Personally, I don't believe it's necessary to ask myself anything of the sort. In fact, it makes about as much sense to ask Carson's question as it would to ask if men with muscular physiques have criminal minds just because most men look very buffed up after a period of incarceration. Applying Carson's winning formula to other areas of human behavior makes for wonderfully colorful and cost-efficient research. To find out whether or not celibacy is a lifestyle choice, one could, for example, simply examine the behavior of a person marooned on a desert island. If the person isn't happy, then all celibates must be fooling themselves into thinking they are alone by design.
Although it may come as a shock to Carson, most people are in precisely the type of gender relationship they had been drawn to from early on -- born to be wild, mild, straight, gay and often "getting bi with a little help from our friends." The fact that these dynamics may alter in prison says more about the restrictive setting than about those who are forced to be there. No one disputes that besides genuinely gay prisoners and some who come out, there are also heterosexual prisoners who settle for gay companionship while incarcerated. Similarly, we should recognize that in repressive theocracies it is often the opposite that holds true: Under these circumstances, vast numbers of gay men and women are forced to turn to heterosexual relationships out of fear or simply for the sake of solace. Imposed constraints can alter natural desires. People make do, often settling for less. Whether love wrought under dire circumstances lasts once those constraints are removed is an entirely different matter.
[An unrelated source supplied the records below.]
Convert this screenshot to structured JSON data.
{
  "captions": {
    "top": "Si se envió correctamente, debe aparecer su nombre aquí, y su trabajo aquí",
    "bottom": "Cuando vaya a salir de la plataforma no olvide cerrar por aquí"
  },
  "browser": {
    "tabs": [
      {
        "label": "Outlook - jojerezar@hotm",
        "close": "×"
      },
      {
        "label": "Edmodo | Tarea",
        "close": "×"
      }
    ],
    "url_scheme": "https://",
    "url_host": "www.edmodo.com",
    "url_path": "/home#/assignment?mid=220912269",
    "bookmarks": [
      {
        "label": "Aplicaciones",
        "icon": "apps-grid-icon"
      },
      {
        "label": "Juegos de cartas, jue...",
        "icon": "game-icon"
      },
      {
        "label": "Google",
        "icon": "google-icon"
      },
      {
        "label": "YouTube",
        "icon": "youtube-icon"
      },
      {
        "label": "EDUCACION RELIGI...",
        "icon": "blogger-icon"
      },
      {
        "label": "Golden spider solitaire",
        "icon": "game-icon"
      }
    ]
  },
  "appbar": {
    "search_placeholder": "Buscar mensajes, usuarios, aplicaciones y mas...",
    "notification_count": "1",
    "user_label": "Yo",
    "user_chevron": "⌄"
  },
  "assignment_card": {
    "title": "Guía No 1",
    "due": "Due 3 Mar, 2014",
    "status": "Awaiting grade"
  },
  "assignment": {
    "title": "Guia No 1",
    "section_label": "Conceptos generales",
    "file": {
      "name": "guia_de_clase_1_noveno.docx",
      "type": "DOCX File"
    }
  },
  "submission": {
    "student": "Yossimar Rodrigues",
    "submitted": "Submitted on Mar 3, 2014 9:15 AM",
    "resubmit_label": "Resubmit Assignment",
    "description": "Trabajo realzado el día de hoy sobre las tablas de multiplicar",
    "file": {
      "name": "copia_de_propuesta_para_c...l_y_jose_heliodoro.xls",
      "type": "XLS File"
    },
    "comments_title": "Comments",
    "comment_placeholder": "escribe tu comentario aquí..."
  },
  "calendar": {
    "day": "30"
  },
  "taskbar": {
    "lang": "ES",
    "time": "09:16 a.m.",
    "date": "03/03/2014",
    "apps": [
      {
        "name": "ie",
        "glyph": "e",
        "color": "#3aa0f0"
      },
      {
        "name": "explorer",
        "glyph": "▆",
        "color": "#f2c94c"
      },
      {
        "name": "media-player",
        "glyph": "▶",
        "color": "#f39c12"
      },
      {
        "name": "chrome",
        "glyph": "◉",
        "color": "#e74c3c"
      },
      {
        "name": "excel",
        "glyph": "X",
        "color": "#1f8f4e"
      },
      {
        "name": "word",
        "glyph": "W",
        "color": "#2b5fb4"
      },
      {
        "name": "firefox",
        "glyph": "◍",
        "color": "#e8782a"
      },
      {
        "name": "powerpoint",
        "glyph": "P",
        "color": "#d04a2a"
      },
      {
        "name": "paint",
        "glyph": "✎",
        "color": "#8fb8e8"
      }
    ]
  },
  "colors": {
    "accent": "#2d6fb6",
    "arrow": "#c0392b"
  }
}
As the reputed Republican Hopeless for the 2016 presidential election, Carson takes every opportunity to congratulate himself on his ability to speak his mind at any cost -- the cost in this case being the reinforcement of an utterly nonsensical and dangerous notion, but the cost in all cases being rationality and someone else's well-being. Although Ben plays the "bad boy" iconoclast card on a regular basis, he is very careful never to step outside party lines. His anti-politically correct posturing is not only overtly political in nature but is about as correct as most opportunism: right for himself and those who finance him.
As a rags-to-riches success story, Carson has been getting away with incendiary comments for quite some time. While many of us may have been taught that kids say the darndest things, we often forget that very accomplished adults are often capable of saying the dumbest things. Having compared Obamacare to 9/11, recent Democratic initiatives to slavery, and the president's vision to Mein Kampf, the good doctor seems to be on a roll. It's not hard to imagine just what kind of surgery Carson would recommend for our nation in order to save it from deadly cancers like same-sex marriage and equal opportunity.
In case the day should come when, in our fear, we do sign a consent form empowering someone like Dr. Run-Ben-Run Carson to lobotomize our democracy, well, not to worry, we'll still have those other geniuses to run to. I think they used to call them rocket scientists.